What The Handmaid's Tale Can Teach Us About Coerced Women

By Carol A. Lambert, MSW on July 18, 2017 in Mind Games
Current attention to women's rights begs us to address what's behind closed doors.

Avoiding Political Precommitment

Warning! Your worldview may be undermining reason-based decision-making. This article can help you steer clear of that problem.

Zoo Ethics and the Challenges of Compassionate Conservation

By Marc Bekoff Ph.D. on July 18, 2017 in Animal Emotions
Jenny Gray's new book called "Zoo Ethics: The Challenges of Compassionate Conservation" is an important contribution to wide-ranging debates about keeping animals in captivity.

Humans Defeat Nature—As Prescribed. Now What?

By Darcia Narvaez Ph.D. on July 16, 2017 in Moral Landscapes
Sigmund Freud encouraged aggression against Nature, along with other Western scholars. We’ve now reached “biological annihilation” of species all over the earth. Are you happy?

"Cholesterolphobia" and Eggs: What Do We Know?

There are green eggs (and ham), golden eggs from that golden goose, and Faberge eggs from Czarist Russia, but what about cholesterol-laden whole eggs and cardiovascular disease?

Gender Bias in Science?

By Lee Jussim Ph.D. on July 14, 2017 in Rabble Rouser
Where is the biggest, baddest, bias in social science on politicized topics?

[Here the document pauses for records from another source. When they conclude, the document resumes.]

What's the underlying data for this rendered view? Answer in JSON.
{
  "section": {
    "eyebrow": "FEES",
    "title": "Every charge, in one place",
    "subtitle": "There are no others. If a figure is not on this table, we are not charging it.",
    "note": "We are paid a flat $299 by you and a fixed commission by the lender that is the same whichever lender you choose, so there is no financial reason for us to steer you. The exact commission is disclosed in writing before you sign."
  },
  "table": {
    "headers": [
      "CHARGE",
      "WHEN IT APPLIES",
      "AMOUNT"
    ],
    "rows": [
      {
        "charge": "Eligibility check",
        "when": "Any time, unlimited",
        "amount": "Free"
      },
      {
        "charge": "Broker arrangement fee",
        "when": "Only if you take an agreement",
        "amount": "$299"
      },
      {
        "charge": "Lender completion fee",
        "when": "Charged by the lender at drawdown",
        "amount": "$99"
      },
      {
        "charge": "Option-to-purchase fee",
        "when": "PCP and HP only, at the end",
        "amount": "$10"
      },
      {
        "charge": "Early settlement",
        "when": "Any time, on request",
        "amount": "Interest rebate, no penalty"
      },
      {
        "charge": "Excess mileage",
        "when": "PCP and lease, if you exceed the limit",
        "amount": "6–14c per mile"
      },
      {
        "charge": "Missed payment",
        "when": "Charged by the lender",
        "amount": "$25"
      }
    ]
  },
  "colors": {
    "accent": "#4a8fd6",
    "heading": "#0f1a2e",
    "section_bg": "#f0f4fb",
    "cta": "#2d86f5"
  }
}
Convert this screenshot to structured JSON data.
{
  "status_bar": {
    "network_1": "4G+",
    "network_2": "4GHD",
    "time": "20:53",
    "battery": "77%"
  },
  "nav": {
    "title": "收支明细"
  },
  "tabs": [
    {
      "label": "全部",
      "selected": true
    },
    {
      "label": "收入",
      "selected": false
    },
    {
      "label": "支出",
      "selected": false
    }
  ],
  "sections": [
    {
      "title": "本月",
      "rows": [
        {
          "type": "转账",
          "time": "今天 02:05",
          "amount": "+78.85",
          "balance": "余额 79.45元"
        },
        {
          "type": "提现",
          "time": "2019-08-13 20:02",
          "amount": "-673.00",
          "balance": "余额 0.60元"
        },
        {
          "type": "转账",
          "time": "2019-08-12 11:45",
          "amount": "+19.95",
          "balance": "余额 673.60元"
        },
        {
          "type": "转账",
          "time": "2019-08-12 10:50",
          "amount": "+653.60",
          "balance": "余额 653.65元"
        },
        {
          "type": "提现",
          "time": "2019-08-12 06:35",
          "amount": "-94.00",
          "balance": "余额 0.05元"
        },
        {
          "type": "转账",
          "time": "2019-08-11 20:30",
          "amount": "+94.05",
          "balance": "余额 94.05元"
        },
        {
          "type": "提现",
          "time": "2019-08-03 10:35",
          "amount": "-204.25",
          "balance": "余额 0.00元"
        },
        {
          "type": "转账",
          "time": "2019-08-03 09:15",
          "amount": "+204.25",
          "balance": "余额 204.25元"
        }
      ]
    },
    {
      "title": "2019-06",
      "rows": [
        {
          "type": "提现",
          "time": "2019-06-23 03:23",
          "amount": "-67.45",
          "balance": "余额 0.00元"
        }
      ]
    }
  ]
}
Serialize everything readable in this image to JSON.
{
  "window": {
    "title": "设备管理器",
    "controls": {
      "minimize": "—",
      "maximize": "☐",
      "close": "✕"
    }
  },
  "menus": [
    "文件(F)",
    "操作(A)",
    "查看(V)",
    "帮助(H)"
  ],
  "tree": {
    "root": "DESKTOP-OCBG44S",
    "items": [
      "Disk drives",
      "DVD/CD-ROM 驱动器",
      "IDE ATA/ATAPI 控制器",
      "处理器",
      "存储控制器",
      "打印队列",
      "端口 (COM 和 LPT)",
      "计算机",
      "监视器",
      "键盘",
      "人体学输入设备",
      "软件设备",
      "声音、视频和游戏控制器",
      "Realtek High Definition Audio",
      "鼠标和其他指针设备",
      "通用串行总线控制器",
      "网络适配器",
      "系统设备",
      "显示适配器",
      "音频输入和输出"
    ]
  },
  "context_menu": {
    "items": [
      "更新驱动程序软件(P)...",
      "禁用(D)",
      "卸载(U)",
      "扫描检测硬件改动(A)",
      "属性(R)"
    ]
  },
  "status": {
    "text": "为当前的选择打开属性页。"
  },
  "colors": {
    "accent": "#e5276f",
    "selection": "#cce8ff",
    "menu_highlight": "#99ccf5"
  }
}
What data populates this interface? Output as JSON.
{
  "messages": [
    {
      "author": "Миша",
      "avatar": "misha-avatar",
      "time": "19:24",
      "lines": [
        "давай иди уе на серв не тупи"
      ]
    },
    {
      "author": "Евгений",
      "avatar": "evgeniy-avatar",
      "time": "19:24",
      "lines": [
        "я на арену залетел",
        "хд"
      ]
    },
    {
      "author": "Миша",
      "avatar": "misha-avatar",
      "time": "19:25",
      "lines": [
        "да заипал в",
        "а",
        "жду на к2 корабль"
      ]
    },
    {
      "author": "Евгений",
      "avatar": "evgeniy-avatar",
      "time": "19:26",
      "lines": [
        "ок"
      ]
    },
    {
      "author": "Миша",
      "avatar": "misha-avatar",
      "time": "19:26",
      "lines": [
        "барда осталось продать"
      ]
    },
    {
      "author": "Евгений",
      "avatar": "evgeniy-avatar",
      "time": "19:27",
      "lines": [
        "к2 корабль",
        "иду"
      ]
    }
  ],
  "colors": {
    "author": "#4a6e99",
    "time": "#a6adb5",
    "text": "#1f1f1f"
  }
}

How Our Bodies Age, Part 4

What are the age-related changes that occur and what are the implications for us?

What Are the Pros and Cons of Facebook for Children?

Children believe that Facebook is a protected environment, but are they right?

Scapegoating Possums: Science, Psychology, and Words of War

By Marc Bekoff Ph.D. on July 11, 2017 in Animal Emotions
Killing possums by youngsters has generated local and global condemnation. The science, psychology, and hype behind New Zealand's war on wildlife are highly questionable.

We Stand at a Difficult Moment in History

Did Anxiety Help Donald Trump Become President?

The Dash to Become Green

By The Research Lab on July 10, 2017 in The Fundamentals
What does "100 percent renewable" really mean? By David Spence, Ph.D.
Adam Kontor at pexels

Too Hot to Handle

What happens to us when it's too hot?

The Price of Choice

By Kristen Lee Ed.D., LICSW on June 30, 2017 in Reset 24/7
Have you ever faced "choice anxiety"--fretting over decisions, setting unrealistic expectations, and blaming yourself for "failing"? Research shows us how choose a better way.

Running for a Song

How do you write a song? someone asks. I am new to this game, and am almost embarrassed to answer: “I go for a run.”
flicker

From the Worst in Human Nature to the Best

One of the most amazing things about disasters is the acts of incredible altruism and self-sacrifice they give rise to.

Like Us, They Kill and Consume. But Could They Save Us?

By Gayil Nalls Ph.D. on June 29, 2017 in Sensoria
Like humans, ants are eusocial and chemical communicators. However, we are just discovering their unique abilities that have cared for the planet for millennia.

Non-Verbal Communication Across Cultures

Non-verbal skills are crucial for effective communication—at home and across cultures.